The Challenge attracts more than 800 participants annually. Since 2008, it has raised more than $715,000 toward cancer research and affords the opportunity to present Purdue researchers with a grant that allows them to make an impact through innovation and discovery.

Read more.

Rutgers Cancer Institute of New Jersey

With an aim to propel precision medicine and other cutting-edge research to better inform treatment decisions for the youngest of patients, nationally distinguished pediatric hematology/oncology leader Peter D. Cole, MD, has been named the Chief of Pediatric Hematology/Oncology at Rutgers Cancer Institute of New Jersey and Rutgers Robert Wood Johnson Medical School and the proposed Embrace Kids Foundation Chair in Pediatric Hematology/Oncology, which was officially established at today’s Rutgers Board of Governors meeting. 

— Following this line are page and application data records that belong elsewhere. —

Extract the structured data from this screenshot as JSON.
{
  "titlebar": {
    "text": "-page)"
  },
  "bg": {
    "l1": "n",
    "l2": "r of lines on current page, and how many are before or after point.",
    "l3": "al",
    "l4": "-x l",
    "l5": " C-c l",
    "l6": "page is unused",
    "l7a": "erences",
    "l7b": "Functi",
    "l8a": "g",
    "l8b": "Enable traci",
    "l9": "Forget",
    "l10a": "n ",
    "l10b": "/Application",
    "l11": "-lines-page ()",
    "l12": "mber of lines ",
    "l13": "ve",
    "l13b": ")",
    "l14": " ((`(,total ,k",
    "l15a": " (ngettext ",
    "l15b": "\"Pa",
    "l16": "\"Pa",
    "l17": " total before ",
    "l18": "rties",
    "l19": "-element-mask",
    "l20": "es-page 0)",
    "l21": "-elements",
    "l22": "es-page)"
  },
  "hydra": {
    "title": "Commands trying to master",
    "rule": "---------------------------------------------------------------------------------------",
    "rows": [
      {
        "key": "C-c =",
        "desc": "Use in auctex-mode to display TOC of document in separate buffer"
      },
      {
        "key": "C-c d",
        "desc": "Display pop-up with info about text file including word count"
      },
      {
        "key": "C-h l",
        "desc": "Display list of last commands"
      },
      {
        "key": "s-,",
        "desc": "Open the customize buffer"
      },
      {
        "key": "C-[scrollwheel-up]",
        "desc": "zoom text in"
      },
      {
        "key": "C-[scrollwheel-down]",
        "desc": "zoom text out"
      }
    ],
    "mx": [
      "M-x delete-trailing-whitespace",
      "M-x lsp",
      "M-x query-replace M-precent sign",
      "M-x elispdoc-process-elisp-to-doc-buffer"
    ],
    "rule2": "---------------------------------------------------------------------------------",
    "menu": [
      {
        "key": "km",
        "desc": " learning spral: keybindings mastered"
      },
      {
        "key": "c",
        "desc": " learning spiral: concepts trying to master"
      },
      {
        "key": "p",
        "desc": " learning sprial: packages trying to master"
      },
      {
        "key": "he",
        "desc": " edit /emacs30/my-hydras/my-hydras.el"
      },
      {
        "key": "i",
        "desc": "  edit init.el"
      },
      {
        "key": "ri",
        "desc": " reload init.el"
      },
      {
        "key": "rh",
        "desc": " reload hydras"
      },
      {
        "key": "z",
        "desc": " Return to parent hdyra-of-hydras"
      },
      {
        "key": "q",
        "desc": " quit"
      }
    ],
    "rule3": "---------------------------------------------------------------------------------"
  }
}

Dr. Cole was recently named as professor and chief of the Division of Pediatric Hematology/Oncology at Rutgers Robert Wood Johnson Medical School. He is currently an associate professor of pediatrics at the Albert Einstein College of Medicine, The Children’s Hospital at Montefiore in New York. Long supported by grants from the National Institutes of Health, National Cancer Institute and other philanthropic entities, Cole is an active clinical researcher having developed pediatric cancer clinical trial protocols in conjunction with the national cooperative organization Children’s Oncology Group and other collaborators.

Read more.

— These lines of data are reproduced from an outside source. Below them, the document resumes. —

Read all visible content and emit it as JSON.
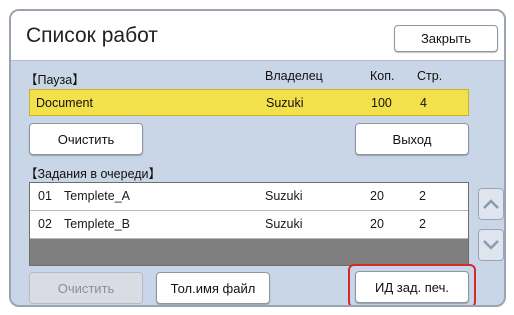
{
  "window": {
    "title": "Список работ",
    "close_label": "Закрыть"
  },
  "paused": {
    "section_label": "【Пауза】",
    "columns": {
      "owner": "Владелец",
      "copies": "Коп.",
      "pages": "Стр."
    },
    "job": {
      "name": "Document",
      "owner": "Suzuki",
      "copies": "100",
      "pages": "4"
    },
    "clear_label": "Очистить",
    "exit_label": "Выход"
  },
  "queue": {
    "section_label": "【Задания в очереди】",
    "jobs": [
      {
        "num": "01",
        "name": "Templete_A",
        "owner": "Suzuki",
        "copies": "20",
        "pages": "2"
      },
      {
        "num": "02",
        "name": "Templete_B",
        "owner": "Suzuki",
        "copies": "20",
        "pages": "2"
      }
    ],
    "scroll_up_icon": "chevron-up-icon",
    "scroll_down_icon": "chevron-down-icon"
  },
  "footer": {
    "clear_label": "Очистить",
    "filename_label": "Тол.имя файл",
    "print_id_label": "ИД зад. печ."
  },
  "colors": {
    "panel": "#c9d6e8",
    "paused_row": "#f2e14a",
    "highlight": "#d42a2a"
  }
}
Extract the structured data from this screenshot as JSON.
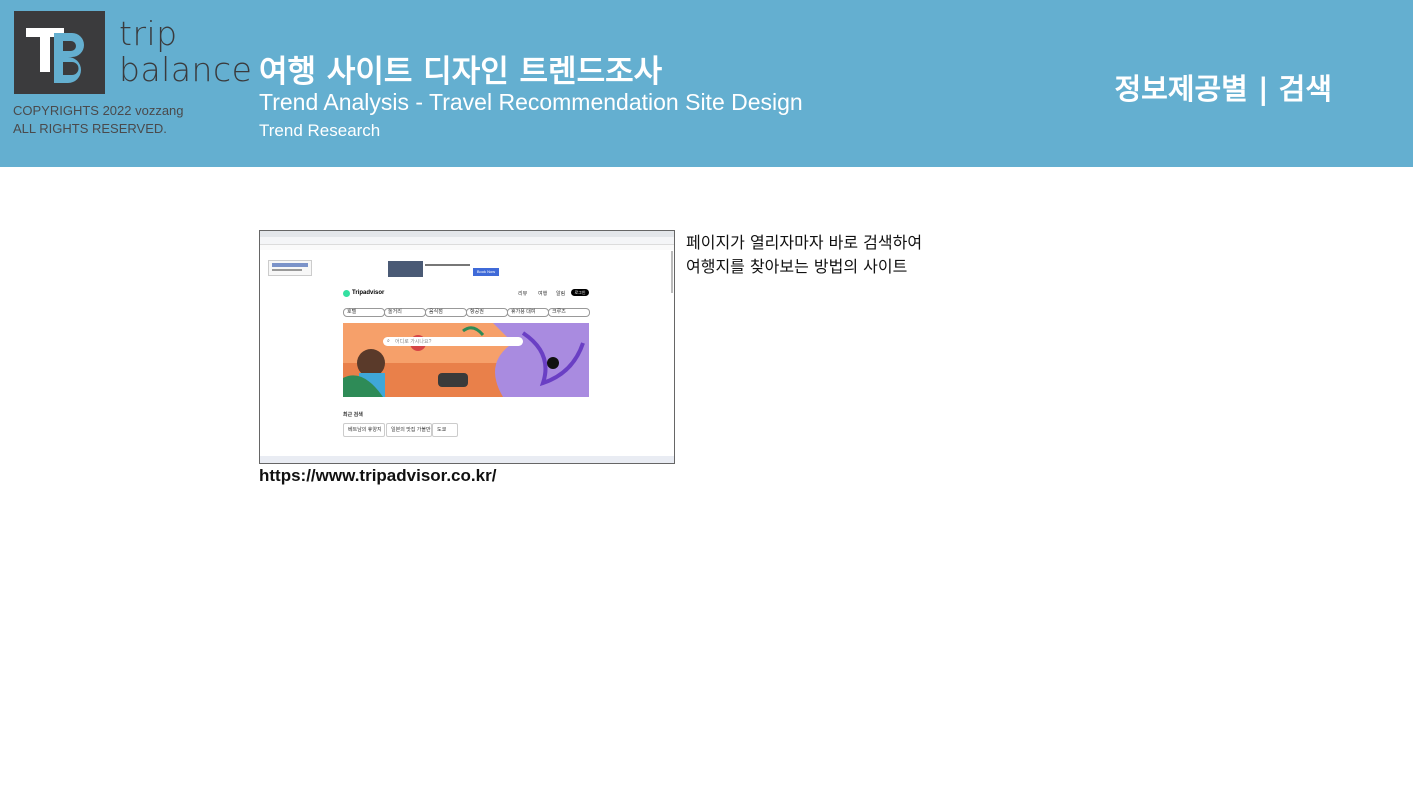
{
  "logo": {
    "brand_line1": "trip",
    "brand_line2": "balance",
    "mark_letters": "TB",
    "copyright_line1": "COPYRIGHTS 2022 vozzang",
    "copyright_line2": "ALL RIGHTS RESERVED."
  },
  "header": {
    "title_ko": "여행 사이트 디자인 트렌드조사",
    "title_en": "Trend Analysis - Travel Recommendation Site Design",
    "subtitle": "Trend Research",
    "category": "정보제공별 | 검색"
  },
  "content": {
    "description_line1": "페이지가 열리자마자 바로 검색하여",
    "description_line2": "여행지를 찾아보는 방법의 사이트",
    "url": "https://www.tripadvisor.co.kr/"
  },
  "screenshot": {
    "brand": "Tripadvisor",
    "ad_button": "Book Now",
    "menu_items": [
      "리뷰",
      "여행",
      "알림"
    ],
    "login_button": "로그인",
    "categories": [
      "호텔",
      "놀거리",
      "음식점",
      "항공권",
      "휴가용 대여",
      "크루즈"
    ],
    "search_placeholder": "어디로 가시나요?",
    "recent_heading": "최근 검색",
    "recent_items": [
      "베트남의 휴양지",
      "일본의 맛집 가볼만한 곳",
      "도쿄"
    ]
  },
  "colors": {
    "header_bg": "#64afd0",
    "logo_dark": "#3b3b3d",
    "logo_blue": "#64afd0",
    "brand_green": "#34e0a1"
  }
}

University of Wisconsin Carbone Cancer Center

Have you ever wondered how a doctor decides which chemotherapy drugs to give to a cancer patient? Mark Burkard, MD, PhD, has an answer:

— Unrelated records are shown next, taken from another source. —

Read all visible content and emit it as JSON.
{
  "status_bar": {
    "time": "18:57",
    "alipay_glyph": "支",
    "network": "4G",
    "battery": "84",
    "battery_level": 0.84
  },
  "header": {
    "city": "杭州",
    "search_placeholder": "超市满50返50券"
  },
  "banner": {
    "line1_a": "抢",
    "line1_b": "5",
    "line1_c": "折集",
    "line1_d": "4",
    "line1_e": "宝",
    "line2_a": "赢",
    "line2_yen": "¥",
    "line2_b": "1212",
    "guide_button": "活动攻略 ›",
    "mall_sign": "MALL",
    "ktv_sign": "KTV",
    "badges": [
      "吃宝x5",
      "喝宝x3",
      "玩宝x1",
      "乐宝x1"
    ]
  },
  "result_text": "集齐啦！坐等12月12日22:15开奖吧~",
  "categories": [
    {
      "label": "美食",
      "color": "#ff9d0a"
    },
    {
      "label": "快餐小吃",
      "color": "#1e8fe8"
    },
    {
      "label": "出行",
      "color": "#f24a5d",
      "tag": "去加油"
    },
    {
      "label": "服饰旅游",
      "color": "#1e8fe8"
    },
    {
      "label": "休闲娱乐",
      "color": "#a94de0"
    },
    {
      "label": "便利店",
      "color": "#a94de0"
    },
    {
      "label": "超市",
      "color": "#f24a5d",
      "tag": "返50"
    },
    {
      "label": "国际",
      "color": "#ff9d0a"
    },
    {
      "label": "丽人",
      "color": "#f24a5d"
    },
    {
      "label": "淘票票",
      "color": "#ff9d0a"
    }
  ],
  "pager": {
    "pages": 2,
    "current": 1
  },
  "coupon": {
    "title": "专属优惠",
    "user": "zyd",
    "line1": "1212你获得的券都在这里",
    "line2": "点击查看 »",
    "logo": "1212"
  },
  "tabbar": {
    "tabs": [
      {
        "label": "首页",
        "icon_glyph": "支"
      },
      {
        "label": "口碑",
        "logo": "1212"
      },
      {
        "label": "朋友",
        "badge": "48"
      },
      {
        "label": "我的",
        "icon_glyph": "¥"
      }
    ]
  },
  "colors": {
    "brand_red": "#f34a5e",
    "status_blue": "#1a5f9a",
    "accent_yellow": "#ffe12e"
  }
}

“There’s usually a list of drugs that have worked for that type of cancer in the past and the doctor chooses the one that is likely most effective and safest for the patient,” said Burkard, a medical oncologist and researcher at the UW Carbone Cancer Center. “Often, patients will get multiple drugs from that list, one after another, until the doctor finds one that works.”

This process can be tedious, time-consuming, and cause unnecessary side effects in patients.

Burkard and his colleagues are working hard to improve this process. With funding from Garding Against Cancer, Burkard is conducting a clinical trial to find better ways to predict which drugs will work best for which patients.

Read more.

Information for this story was compiled from Big Ten CRC member websites, news releases, and social media.

About the Big Ten Cancer Research Consortium: The Big Ten Cancer Research Consortium was created in 2013 to transform the conduct of cancer research through collaborative, hypothesis-driven, highly translational oncology trials that leverage the scientific and clinical expertise of Big Ten universities. The goal of the Big Ten Cancer Research Consortium is to create a unique team-research culture to drive science rapidly from ideas to new approaches to cancer treatment. Within this innovative environment, today’s research leaders collaborate with and mentor the research leaders of tomorrow with the unified goal of improving the lives of all patients with cancer.

About the Big Ten Conference: The Big Ten Conference is an association of world-class universities whose member institutions share a common mission of research, graduate, professional and undergraduate teaching and public service. Founded in 1896, the Big Ten has sustained a comprehensive set of shared practices and policies that enforce the priority of academics in the lives of students competing in intercollegiate athletics and emphasize the values of integrity, fairness and competitiveness. The broad-based programs of the 14 Big Ten institutions will provide over $200 million in direct financial support to almost 9,500 students for more than 11,000 participation opportunities on 350 teams in 42 different sports. The Big Ten sponsors 28 official conference sports, 14 for men and 14 for women, including the addition of men’s ice hockey and men’s and women’s lacrosse since 2013. For more information, visit www.bigten.org.